Fusion is a technique for preparing samples for analysis with X-Ray Fluorescence (XRF), Inductively Coupled Plasma (ICP) or Atomic Absorbtion (AA). This allows the composition of chemical elements to be determined.
In fusion, the sample is first pre-processed for further analysis. The ground sample is mixed with a flux (lithium or sodium) in a platinum or platinum/gold crucible (often 95%/5%). Then the crucible is heated to around 1000°C and stirred, causing the sample to dissolve in the molten flux. This creates a nice homogeneous melt.
In XRF analysis, the mixture (the hot borate melt) is then poured into a platinum bead container and cooled. This creates a glass bead which can be measured directly with the XRF spectrometer.
Examples of tests are cement, steel, glass, ceramics, fossil fuels, (precious) metals, fertilizers, environment, pharmaceuticals, nuclear, geology and more.
In XRF analysis, samples can also be pressed into pellets. So why use fusion? As mentioned earlier, fusion properly mixes the particles of the sample with the borate flux, giving you a homogeneous glass bead to perform your XRF analysis on.
The big advantage:
In ICP analysis, the mixture (the hot borate melt) is poured into beakers containing dilute acid. This produces a solution that can be measured directly.
Examples of tests include: sand, clay and other silica-containing samples, all oxides, catalysts, precious metals and alloys, polymers, fly ash, pharmaceuticals and more.
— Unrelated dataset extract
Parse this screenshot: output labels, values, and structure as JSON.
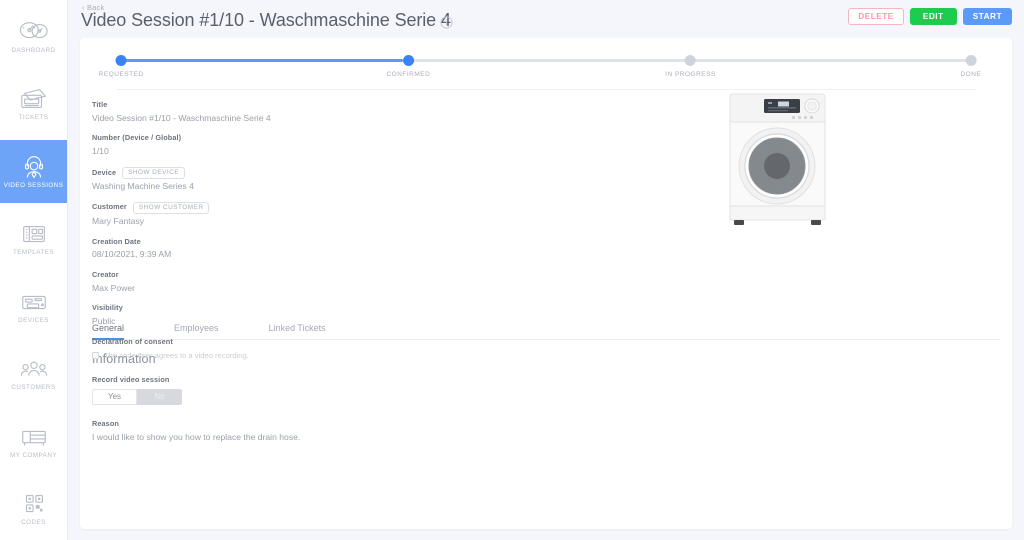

The sample can also be properly prepared for ICP analysis by fusion. This offers a number of advantages:
View our range of (precious metal) products for fusion (fusion) technique.